*** Opening DATA EXCERPTS ***

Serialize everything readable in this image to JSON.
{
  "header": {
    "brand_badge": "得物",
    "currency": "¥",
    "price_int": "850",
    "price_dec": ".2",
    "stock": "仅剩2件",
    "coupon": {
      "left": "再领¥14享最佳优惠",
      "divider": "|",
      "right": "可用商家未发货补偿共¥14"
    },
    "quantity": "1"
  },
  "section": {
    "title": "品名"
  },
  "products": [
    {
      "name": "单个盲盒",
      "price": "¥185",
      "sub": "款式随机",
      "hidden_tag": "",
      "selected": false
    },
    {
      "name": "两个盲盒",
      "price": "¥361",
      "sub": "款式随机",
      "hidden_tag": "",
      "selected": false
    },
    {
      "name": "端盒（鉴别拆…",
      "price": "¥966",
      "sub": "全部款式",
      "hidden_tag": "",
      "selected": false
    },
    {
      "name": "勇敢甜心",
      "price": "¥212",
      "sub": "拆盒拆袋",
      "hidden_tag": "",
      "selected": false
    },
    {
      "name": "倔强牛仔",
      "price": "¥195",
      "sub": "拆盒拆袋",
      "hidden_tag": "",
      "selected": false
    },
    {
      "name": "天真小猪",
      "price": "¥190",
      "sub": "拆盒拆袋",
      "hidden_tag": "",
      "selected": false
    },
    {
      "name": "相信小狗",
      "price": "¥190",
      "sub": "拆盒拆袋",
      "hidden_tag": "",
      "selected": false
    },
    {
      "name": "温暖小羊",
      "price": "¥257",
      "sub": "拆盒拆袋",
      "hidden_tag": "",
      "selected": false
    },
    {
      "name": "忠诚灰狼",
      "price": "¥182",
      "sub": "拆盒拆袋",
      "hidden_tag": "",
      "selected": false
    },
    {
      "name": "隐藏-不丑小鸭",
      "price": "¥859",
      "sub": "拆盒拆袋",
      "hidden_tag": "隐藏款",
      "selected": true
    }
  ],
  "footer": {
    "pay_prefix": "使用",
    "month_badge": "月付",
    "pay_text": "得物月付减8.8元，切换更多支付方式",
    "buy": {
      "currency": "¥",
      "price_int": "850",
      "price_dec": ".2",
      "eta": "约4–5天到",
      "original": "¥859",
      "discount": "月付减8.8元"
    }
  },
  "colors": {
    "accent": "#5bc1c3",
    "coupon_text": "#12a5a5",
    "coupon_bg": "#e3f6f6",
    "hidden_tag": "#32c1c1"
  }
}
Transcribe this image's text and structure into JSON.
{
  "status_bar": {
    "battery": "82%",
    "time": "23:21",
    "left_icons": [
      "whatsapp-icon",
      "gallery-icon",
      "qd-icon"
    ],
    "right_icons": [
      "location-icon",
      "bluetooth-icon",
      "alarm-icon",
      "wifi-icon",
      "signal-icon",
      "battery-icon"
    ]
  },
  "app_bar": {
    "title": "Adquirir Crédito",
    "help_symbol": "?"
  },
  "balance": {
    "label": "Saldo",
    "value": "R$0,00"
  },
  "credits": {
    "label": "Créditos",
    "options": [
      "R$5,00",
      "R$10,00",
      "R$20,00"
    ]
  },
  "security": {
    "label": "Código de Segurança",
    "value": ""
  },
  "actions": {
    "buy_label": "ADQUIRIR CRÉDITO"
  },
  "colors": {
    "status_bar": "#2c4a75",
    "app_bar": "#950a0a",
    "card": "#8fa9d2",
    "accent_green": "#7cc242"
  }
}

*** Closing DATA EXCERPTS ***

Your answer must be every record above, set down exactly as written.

Serialize everything readable in this image to JSON.
{
  "header": {
    "brand_badge": "得物",
    "currency": "¥",
    "price_int": "850",
    "price_dec": ".2",
    "stock": "仅剩2件",
    "coupon": {
      "left": "再领¥14享最佳优惠",
      "divider": "|",
      "right": "可用商家未发货补偿共¥14"
    },
    "quantity": "1"
  },
  "section": {
    "title": "品名"
  },
  "products": [
    {
      "name": "单个盲盒",
      "price": "¥185",
      "sub": "款式随机",
      "hidden_tag": "",
      "selected": false
    },
    {
      "name": "两个盲盒",
      "price": "¥361",
      "sub": "款式随机",
      "hidden_tag": "",
      "selected": false
    },
    {
      "name": "端盒（鉴别拆…",
      "price": "¥966",
      "sub": "全部款式",
      "hidden_tag": "",
      "selected": false
    },
    {
      "name": "勇敢甜心",
      "price": "¥212",
      "sub": "拆盒拆袋",
      "hidden_tag": "",
      "selected": false
    },
    {
      "name": "倔强牛仔",
      "price": "¥195",
      "sub": "拆盒拆袋",
      "hidden_tag": "",
      "selected": false
    },
    {
      "name": "天真小猪",
      "price": "¥190",
      "sub": "拆盒拆袋",
      "hidden_tag": "",
      "selected": false
    },
    {
      "name": "相信小狗",
      "price": "¥190",
      "sub": "拆盒拆袋",
      "hidden_tag": "",
      "selected": false
    },
    {
      "name": "温暖小羊",
      "price": "¥257",
      "sub": "拆盒拆袋",
      "hidden_tag": "",
      "selected": false
    },
    {
      "name": "忠诚灰狼",
      "price": "¥182",
      "sub": "拆盒拆袋",
      "hidden_tag": "",
      "selected": false
    },
    {
      "name": "隐藏-不丑小鸭",
      "price": "¥859",
      "sub": "拆盒拆袋",
      "hidden_tag": "隐藏款",
      "selected": true
    }
  ],
  "footer": {
    "pay_prefix": "使用",
    "month_badge": "月付",
    "pay_text": "得物月付减8.8元，切换更多支付方式",
    "buy": {
      "currency": "¥",
      "price_int": "850",
      "price_dec": ".2",
      "eta": "约4–5天到",
      "original": "¥859",
      "discount": "月付减8.8元"
    }
  },
  "colors": {
    "accent": "#5bc1c3",
    "coupon_text": "#12a5a5",
    "coupon_bg": "#e3f6f6",
    "hidden_tag": "#32c1c1"
  }
}
Transcribe this image's text and structure into JSON.
{
  "status_bar": {
    "battery": "82%",
    "time": "23:21",
    "left_icons": [
      "whatsapp-icon",
      "gallery-icon",
      "qd-icon"
    ],
    "right_icons": [
      "location-icon",
      "bluetooth-icon",
      "alarm-icon",
      "wifi-icon",
      "signal-icon",
      "battery-icon"
    ]
  },
  "app_bar": {
    "title": "Adquirir Crédito",
    "help_symbol": "?"
  },
  "balance": {
    "label": "Saldo",
    "value": "R$0,00"
  },
  "credits": {
    "label": "Créditos",
    "options": [
      "R$5,00",
      "R$10,00",
      "R$20,00"
    ]
  },
  "security": {
    "label": "Código de Segurança",
    "value": ""
  },
  "actions": {
    "buy_label": "ADQUIRIR CRÉDITO"
  },
  "colors": {
    "status_bar": "#2c4a75",
    "app_bar": "#950a0a",
    "card": "#8fa9d2",
    "accent_green": "#7cc242"
  }
}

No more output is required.